Auckland's rail operator says it has asked unions back to the table in a bid to stop a workers' strike threatening to bring the city to a halt.
The more than 30,000 Aucklanders who catch trains in the city daily are being warned to find alternative ways to work as rail workers go on strike for 24 hours from 2am on Friday.
The worker's union is opposing a proposal by French rail operator Transdev to move to driver-only trains across the network, saying it will put lives in danger.
On Thursday, Transdev's Auckland managing director, Michel Ladrak, told reporters the union was jumping the gun and that the details of safety arrangements were still being planned and developed with Auckland Transport.
That planning would be finished before any changes were made.
"This is a premature strike ... We're half-way through and they're already calling the strike," he said.
"If they had said to me 'we're worried about jobs' ... then we would fully understand."
He admitted the company had not yet fully developed some safety processes - such as what would happen if there was a medical emergency onboard - but said driver- only systems had been safely introduced in Melbourne, Hong Kong, London and across Europe.
Maori Wardens and transport officers roaming the network would also still be on carriages some of the time, with security guards posted at stations, Mr Ladrak said.
The company had invited the union back to the table, but had not received a reply and was not optimistic about the strike being called off, he said.
"I would be pleasantly surprised if they did."
But the Rail and Maritime Transport Union says the company is penny-pinching with disregard for safety.
"Our members don't want to inconvenience the public, especially this close to Christmas, but they will not compromise on the safety of passengers or the rail network," advocate John Kerr said.
Auckland Transport says it hasn't had enough warning to put additional buses on to replace the trains on Friday.

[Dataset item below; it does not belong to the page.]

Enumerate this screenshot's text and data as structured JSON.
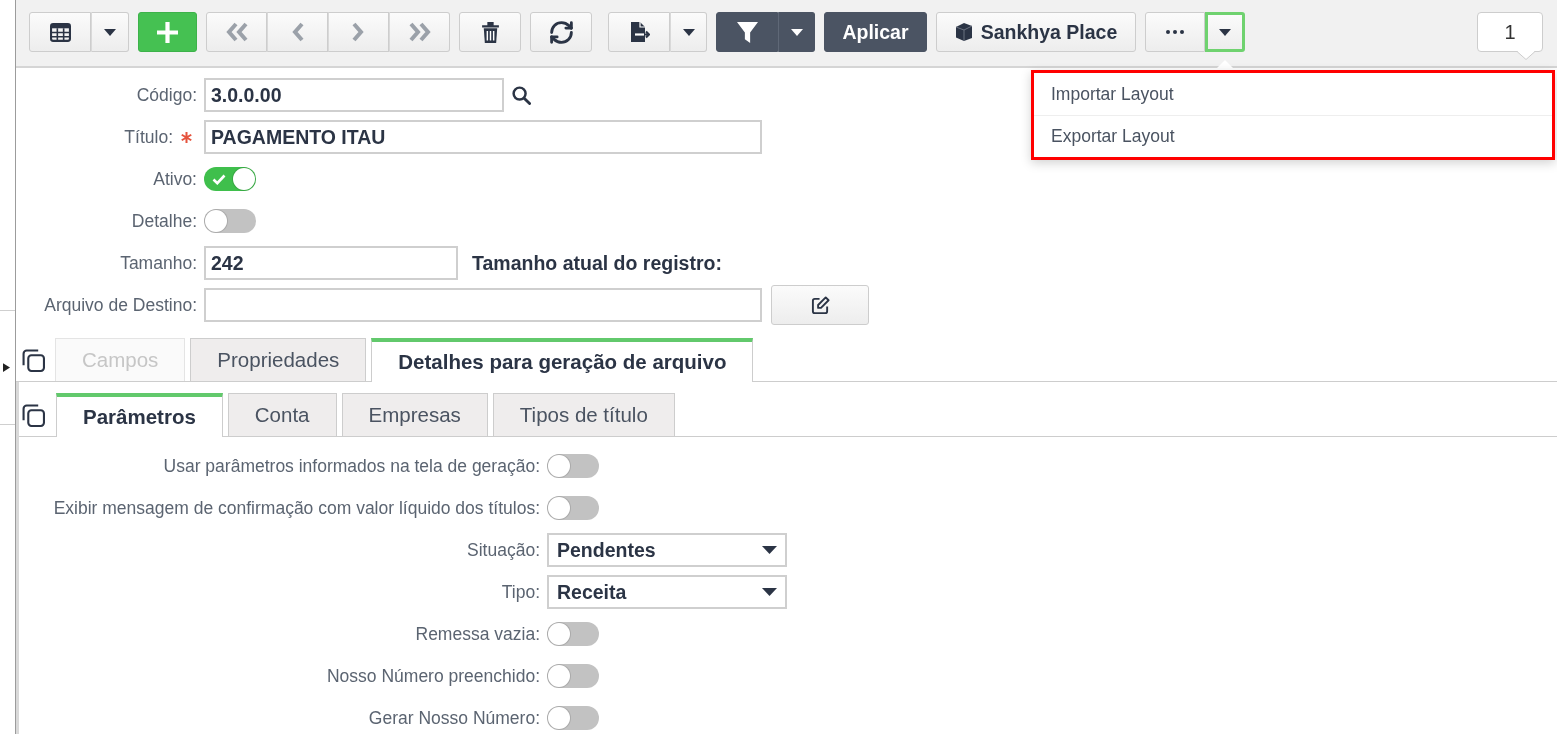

"People should consider options such as travelling outside peak times, sharing rides, cycling or walking. People should also talk to their employer about their work situation," chief transport services officer Mark Lambert said.
A second strike by Wellington's train workers was called off at the last minute last week, following a separate employment dispute with Transdev.